» Work request
Lines in the data below that contain the word "women" are to be copied.

*** Opening Exercise material ***

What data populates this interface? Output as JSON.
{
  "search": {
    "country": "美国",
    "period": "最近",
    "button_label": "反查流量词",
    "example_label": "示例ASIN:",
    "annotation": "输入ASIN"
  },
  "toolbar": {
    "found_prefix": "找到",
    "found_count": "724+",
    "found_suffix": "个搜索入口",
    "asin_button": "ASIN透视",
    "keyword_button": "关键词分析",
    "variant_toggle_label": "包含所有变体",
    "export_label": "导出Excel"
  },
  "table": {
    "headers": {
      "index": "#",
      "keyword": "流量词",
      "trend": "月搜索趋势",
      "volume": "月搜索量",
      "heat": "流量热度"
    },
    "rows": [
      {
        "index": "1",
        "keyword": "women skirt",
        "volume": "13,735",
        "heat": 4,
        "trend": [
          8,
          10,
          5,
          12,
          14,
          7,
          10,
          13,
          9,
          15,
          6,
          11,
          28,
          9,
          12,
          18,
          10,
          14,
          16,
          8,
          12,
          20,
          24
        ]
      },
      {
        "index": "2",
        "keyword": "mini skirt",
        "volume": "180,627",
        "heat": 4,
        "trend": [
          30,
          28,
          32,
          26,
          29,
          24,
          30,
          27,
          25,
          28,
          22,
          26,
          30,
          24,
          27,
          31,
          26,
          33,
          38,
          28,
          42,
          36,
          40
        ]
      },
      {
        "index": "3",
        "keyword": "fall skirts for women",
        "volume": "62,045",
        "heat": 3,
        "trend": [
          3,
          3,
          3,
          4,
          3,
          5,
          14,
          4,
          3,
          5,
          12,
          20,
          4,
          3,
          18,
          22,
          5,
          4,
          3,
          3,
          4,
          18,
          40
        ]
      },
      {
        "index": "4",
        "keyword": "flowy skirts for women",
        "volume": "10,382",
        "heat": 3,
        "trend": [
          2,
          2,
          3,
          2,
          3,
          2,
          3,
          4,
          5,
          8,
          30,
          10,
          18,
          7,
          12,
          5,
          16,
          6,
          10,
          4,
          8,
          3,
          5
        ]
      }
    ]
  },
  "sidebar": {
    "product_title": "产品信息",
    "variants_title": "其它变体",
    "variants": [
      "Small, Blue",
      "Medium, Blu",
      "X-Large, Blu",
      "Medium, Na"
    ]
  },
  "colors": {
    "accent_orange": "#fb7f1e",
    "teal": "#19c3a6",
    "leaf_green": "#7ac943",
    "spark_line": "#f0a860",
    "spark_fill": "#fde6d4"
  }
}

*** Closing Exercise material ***

» Result of this exercise
        "keyword": "women skirt",
        "keyword": "fall skirts for women",
        "keyword": "flowy skirts for women",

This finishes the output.